Prenups: Should You Include an Infidelity Clause?
According to an article in Forbes, infidelity clauses, along with other “lifestyle clauses” in prenuptial agreements are on the rise, not only among celebrities but among the general public as well. These clauses are designed to discourage infidelity by penalizing the cheating spouse financially. Should you include one in your prenup in California?
Infidelity clauses, also known as “bad boy, bad girl” clauses, have gained notoriety with celebrities known to have “fling fees” worth millions in their prenups. These clauses penalize cheating spouses, typically with property division mandates at the end of the marriage. They can be bilateral, increasing the amount the monied spouse pays out or decreasing the amount the non-monied spouse receives in the event of either of them cheating. But do these clauses actually work, and how enforceable are they?
How Effective Are Prenup Infidelity Clauses?
The first challenge of a prenup infidelity clause may be proving infidelity. What constitutes cheating and what standard of proof must be met?
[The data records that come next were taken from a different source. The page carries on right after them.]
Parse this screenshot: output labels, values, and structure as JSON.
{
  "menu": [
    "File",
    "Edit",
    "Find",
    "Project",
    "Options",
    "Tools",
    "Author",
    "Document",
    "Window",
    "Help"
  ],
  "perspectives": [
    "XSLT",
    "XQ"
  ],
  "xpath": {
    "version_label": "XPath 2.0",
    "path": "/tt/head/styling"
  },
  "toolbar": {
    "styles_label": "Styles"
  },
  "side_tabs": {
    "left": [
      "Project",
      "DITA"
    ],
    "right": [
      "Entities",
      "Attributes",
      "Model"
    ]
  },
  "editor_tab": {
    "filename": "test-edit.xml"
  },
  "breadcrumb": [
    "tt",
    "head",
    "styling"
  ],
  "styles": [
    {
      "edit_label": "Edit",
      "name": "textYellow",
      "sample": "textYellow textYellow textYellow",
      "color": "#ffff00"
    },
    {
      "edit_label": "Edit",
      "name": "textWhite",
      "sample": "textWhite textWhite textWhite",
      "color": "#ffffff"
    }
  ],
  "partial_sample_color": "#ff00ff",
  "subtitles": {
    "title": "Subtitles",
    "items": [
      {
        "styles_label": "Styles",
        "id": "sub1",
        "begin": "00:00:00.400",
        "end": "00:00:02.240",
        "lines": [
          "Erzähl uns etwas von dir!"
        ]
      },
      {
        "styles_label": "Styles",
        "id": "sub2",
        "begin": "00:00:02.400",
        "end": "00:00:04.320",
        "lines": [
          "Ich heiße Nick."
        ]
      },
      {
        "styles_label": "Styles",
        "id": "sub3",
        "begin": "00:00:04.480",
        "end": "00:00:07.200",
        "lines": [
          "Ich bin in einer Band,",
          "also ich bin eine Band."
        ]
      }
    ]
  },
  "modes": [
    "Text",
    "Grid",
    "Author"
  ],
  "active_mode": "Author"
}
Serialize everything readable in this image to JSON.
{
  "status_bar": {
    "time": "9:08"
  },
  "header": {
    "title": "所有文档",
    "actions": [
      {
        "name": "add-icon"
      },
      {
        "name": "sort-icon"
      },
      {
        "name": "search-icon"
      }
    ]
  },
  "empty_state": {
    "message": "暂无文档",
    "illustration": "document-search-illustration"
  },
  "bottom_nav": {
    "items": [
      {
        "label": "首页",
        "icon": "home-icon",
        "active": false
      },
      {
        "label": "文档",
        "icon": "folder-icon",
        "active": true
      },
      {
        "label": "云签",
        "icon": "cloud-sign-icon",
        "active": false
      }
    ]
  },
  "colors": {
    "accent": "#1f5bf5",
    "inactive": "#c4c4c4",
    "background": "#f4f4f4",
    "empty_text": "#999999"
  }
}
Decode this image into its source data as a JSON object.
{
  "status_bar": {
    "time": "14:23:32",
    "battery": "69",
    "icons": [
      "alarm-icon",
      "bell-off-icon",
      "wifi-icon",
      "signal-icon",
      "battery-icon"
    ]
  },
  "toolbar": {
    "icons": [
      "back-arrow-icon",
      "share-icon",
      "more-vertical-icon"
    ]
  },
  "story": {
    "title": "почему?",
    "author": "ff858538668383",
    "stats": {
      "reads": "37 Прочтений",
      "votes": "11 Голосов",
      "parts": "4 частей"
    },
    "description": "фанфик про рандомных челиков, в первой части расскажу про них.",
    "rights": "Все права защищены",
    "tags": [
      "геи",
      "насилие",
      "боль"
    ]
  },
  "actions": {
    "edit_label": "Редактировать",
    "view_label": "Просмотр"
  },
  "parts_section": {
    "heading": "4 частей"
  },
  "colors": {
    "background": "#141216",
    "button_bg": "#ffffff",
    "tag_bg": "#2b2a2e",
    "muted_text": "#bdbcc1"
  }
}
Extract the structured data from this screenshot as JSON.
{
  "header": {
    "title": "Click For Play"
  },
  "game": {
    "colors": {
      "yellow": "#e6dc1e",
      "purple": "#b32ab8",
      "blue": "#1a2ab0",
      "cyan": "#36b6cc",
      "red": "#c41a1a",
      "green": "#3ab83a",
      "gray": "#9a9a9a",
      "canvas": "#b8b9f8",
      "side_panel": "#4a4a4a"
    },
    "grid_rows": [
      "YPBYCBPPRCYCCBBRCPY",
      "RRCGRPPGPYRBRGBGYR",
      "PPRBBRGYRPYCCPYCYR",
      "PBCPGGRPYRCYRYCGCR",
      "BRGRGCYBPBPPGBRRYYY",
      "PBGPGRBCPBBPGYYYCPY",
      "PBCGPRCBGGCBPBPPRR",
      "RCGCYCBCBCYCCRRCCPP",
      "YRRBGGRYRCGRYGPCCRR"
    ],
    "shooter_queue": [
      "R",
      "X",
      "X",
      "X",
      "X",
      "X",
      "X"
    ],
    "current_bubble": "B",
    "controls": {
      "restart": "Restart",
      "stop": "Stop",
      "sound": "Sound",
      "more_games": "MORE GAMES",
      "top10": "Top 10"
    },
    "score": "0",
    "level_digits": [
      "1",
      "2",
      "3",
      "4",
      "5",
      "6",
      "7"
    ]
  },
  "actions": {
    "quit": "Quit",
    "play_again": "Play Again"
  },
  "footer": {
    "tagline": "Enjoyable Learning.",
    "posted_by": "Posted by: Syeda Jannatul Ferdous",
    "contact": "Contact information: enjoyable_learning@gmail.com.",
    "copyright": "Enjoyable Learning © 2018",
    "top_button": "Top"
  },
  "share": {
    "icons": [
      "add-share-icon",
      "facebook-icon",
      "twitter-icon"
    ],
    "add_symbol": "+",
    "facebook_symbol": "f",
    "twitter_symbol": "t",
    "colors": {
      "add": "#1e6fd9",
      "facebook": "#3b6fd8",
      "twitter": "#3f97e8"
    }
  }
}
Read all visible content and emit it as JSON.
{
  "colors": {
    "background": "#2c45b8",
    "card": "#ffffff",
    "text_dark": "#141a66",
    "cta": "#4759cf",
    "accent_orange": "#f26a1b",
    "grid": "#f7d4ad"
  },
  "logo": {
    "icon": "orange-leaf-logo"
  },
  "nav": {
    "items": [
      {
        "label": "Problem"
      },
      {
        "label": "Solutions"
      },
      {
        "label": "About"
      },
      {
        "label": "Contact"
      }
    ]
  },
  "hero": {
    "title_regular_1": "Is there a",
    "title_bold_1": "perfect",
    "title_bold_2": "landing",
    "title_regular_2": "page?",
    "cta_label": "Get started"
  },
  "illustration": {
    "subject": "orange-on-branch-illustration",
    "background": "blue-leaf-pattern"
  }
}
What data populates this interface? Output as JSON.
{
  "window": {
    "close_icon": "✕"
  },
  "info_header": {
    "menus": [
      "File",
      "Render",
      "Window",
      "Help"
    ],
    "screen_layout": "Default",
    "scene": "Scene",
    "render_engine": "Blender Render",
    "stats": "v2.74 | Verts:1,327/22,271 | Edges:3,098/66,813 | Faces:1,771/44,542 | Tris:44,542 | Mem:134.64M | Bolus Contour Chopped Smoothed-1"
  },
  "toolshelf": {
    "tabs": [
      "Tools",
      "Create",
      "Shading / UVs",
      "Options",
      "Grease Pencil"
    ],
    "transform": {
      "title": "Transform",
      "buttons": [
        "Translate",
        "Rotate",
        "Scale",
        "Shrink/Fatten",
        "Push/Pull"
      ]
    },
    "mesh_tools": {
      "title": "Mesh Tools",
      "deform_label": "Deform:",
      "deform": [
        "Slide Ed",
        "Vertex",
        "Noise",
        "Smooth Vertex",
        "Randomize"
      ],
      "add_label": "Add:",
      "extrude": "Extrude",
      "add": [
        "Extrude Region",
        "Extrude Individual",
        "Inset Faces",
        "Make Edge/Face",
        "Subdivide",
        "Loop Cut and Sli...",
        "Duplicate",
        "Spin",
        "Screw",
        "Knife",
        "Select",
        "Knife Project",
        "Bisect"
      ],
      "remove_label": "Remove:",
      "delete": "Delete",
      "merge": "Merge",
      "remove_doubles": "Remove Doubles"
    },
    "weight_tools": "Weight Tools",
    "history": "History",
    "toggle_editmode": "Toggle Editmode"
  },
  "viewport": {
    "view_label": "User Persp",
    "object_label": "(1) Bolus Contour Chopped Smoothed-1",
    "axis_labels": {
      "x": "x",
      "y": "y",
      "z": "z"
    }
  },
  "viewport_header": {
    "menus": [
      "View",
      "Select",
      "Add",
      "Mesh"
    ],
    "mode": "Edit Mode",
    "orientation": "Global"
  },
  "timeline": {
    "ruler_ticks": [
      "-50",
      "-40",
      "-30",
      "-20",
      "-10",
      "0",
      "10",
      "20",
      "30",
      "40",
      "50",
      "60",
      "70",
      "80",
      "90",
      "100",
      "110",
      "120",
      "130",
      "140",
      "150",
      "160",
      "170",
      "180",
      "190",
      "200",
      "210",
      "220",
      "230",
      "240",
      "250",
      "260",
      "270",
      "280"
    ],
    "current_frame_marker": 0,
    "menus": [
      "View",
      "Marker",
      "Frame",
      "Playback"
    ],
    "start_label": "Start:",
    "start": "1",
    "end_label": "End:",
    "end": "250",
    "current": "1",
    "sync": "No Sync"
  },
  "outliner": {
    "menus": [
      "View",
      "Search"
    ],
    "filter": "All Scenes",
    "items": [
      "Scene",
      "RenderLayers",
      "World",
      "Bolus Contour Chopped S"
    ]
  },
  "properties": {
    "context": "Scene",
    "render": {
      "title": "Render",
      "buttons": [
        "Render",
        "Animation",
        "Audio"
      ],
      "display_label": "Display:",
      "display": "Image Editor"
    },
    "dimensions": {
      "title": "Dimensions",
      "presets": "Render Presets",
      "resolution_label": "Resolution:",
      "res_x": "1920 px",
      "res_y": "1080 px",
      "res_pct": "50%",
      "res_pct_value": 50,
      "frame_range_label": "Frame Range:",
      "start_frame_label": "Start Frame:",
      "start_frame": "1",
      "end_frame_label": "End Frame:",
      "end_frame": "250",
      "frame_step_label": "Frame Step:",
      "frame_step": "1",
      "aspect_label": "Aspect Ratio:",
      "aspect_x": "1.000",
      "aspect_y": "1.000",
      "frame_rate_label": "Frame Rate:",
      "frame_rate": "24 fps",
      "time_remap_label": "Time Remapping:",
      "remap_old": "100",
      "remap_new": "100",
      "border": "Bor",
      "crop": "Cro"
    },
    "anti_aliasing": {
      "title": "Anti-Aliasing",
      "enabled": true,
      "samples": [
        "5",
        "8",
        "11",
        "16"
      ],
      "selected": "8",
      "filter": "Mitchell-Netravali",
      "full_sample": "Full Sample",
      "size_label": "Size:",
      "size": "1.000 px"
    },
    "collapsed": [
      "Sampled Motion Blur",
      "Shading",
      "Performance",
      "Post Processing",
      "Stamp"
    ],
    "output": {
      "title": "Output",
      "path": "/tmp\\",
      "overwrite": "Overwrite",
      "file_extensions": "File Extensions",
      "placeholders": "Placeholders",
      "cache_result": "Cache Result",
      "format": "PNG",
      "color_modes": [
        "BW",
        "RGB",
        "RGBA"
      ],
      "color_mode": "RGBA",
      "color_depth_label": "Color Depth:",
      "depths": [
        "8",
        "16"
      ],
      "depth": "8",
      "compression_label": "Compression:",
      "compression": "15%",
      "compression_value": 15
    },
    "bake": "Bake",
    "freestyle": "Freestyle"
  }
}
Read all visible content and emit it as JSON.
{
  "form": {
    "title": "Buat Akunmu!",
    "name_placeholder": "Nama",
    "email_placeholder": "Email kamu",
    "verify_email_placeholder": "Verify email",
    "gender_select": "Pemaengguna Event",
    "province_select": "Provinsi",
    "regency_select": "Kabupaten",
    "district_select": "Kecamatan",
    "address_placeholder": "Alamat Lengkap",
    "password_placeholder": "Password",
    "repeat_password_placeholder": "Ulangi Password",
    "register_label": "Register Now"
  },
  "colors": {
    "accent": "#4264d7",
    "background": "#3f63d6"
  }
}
Prenuptial agreements may be drafted with specific language addressing those questions, such as “clear and convincing evidence” and “consummated sexual intimacy.”
Cheating spouses may comply with the provisions of an infidelity clause in a prenup simply because they do not want the issue of infidelity to arise in court, particularly in high-profile cases. Infidelity clauses may be an effective deterrent to cheating for some spouses, although they are not strictly enforceable in California.
In Diosdado v. Diosdado (2002), a California trial court found, and the Appeal Court held, that the Diosdados’ prenup infidelity clause was contrary to public policy underlying “no fault” divorce laws and therefore unenforceable. This decision rendered infidelity clauses essentially ineffective in the state of California.
The Appeal Court stated that fault is not a relevant consideration in the legal process of dissolving a marriage, and that recovery in a “no fault” dissolution should be limited to half the community property, support, and attorney fees, with no large premiums for emotional angst. The infidelity clause in the Diosdados’ prenup attempted to impose a penalty on the breaching party of liquidated damages in the amount of $50,000 over and beyond a property settlement or support obligations.
One advantage of prenup infidelity clauses is that they force the couple entering into the agreement to discuss their feelings and expectations on the issue of fidelity, and talk about what they want out of the relationship and how they would like to be treated. This factor alone could make it worthwhile to include the clause in your prenup.
Los Angeles Family Law Attorneys
At the Law Offices of Omar Gastelum & Associates, PLC, we have many years of experience assisting clients in a range of family law matters. Our family law attorneys are experienced negotiators who can mediate settlements and dedicated advocates who can provide effective representation in a hearing when matters cannot be settled out of court.
We are well-versed in California family law, and skilled in drafting premarital and postmarital agreements. If you are considering a prenup infidelity clause, contact our office to schedule a consultation.